He also sits on boards at the University of Tulsa.
His wife is executive director of the Charles and Peggy Stephenson Family Foundation that provides support for various church, community, education and health programs in Tulsa and throughout the state. She also comanages their personal philanthropic activities which, combined with the Family Foundation, support projects that make significant differences such as the Stephenson Research and Technology Center and the Stephenson Life Science Research Center on OU's rapidly growing Research Campus. Their efforts also support the Peggy and Charles Stephenson Cancer Center in Oklahoma City.
She volunteers her time with First Presbyterian Church, American Red Cross, Cystic Fibrosis, American Cancer Society, Philbrook and Girl Scouts.
Both have received numerous awards for their service as well as honoree degrees for their services.
Oklahoma Tobacco Settlement Endowment Trust,
Distinguished Oklahoma Institution
A strong scientific, evidence-based foundation is at the heart of the programs funded by the Oklahoma Tobacco Settlement Endowment Trust, the release noted. Created in 2000 by a voter-approved constitutional amendment, the trust has used payments from the 1998 settlement agreement from a multistate lawsuit against the tobacco industry to invest in research, prevention and opportunities to improve the health of Oklahomans.
The trust's prevention efforts include the Oklahoma Tobacco Helpline, which has coached nearly 37,000 Oklahomans a year to quit using tobacco. Prevention efforts also include community coalitions that work to create healthier environments by promoting policy and cultural change at the local level by partnering with local community leaders. The work has led to nearly 270 schools that are tobacco free and nearly 80 communities that have adopted clean indoor ordinances to protect the public from secondhand smoke. Nutrition and fitness grants are in the first year of work and will be focusing on improving health and wellness in schools, businesses and communities.

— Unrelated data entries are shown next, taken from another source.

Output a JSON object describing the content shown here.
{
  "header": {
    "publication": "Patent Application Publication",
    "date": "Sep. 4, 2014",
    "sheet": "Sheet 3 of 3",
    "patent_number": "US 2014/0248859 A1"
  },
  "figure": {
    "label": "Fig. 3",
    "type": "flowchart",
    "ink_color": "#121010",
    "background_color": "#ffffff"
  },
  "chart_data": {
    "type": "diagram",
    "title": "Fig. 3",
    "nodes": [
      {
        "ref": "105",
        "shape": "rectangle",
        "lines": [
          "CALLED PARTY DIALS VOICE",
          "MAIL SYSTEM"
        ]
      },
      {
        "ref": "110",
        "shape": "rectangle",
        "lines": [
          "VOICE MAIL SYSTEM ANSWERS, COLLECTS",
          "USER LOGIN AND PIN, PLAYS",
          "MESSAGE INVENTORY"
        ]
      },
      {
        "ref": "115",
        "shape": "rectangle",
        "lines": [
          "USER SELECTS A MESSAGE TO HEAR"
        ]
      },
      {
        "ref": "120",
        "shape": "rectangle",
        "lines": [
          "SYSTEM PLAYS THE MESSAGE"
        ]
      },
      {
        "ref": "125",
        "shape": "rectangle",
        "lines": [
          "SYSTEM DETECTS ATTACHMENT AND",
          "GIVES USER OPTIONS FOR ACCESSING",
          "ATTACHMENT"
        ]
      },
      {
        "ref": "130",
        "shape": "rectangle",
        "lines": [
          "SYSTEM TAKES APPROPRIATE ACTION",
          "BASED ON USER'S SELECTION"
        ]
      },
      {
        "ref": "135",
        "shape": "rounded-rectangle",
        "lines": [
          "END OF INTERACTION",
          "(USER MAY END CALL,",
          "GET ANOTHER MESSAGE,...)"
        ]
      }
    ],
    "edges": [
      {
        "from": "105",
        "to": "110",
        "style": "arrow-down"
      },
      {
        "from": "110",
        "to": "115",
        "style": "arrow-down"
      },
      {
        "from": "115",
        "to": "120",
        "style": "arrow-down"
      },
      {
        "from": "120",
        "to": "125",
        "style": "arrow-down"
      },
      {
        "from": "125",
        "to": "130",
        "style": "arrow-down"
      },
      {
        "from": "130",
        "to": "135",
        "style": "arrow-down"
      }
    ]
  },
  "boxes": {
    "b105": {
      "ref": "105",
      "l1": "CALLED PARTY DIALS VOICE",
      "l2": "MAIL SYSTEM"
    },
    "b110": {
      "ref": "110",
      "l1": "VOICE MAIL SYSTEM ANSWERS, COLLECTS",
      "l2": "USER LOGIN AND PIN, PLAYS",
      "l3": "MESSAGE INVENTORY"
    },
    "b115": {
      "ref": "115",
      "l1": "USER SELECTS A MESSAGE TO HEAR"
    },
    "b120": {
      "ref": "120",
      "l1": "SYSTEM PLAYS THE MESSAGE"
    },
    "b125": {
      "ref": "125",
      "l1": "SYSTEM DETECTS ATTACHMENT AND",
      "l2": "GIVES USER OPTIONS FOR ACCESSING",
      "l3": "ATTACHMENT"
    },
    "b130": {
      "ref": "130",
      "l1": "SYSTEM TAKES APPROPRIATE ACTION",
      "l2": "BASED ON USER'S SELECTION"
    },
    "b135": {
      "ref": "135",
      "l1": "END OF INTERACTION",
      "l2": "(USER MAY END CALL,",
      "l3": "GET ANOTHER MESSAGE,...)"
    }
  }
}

The board of directors has committed to deepening its research investments. Research efforts for the trust began in 2008, when the board allocated $5 million to fund the Oklahoma Tobacco Research Center within the Peggy and Charles Stephenson Cancer Center. The mission of the research center is to fund researchers from institutions and organizations throughout Oklahoma to conduct behavioral and biomedical research in cancer and tobacco-related diseases.
More recently, the Oklahoma Tobacco Settlement Endowment Trust expanded its role as a research partner to underwrite efforts to attract and sustain world-class scientists to the Stephenson Cancer Center and the Oklahoma Center for Adult Stem Cell Research.
At the Stephenson Cancer Center, the trust has committed $30.2 million over five years to establish the Oklahoma Tobacco Settlement Endowment Trust Cancer Research Program to enhance and accelerate cancer research in the state. An important part of this program is the trust's Phase I Program, which provides cancer patients with early access to emerging therapies. In most cases, standard treatments have failed and new personalized therapies offer hope for those battling cancer.
In 2009, the trust made a $9.5 million investment in the Oklahoma Center for Adult Stem Cell Research, which is collaboratively governed by the University of Oklahoma, Oklahoma State University and the Oklahoma Medical Research Foundation. A portion of the trust's investment helps fund grants that allow scientists to focus on research that could eventually use stem cells to repair tissues damaged from a tobacco-related disease.
At the Evening of Excellence, Dr. James D. Miller will present the Stephensons; T. Boone Pickens, CEO of BP Capital, will present Cooper; and Andrews will present the third award to the Oklahoma Tobacco Settlement Endowment Trust, represented by Casey Killblane, board vice chairman.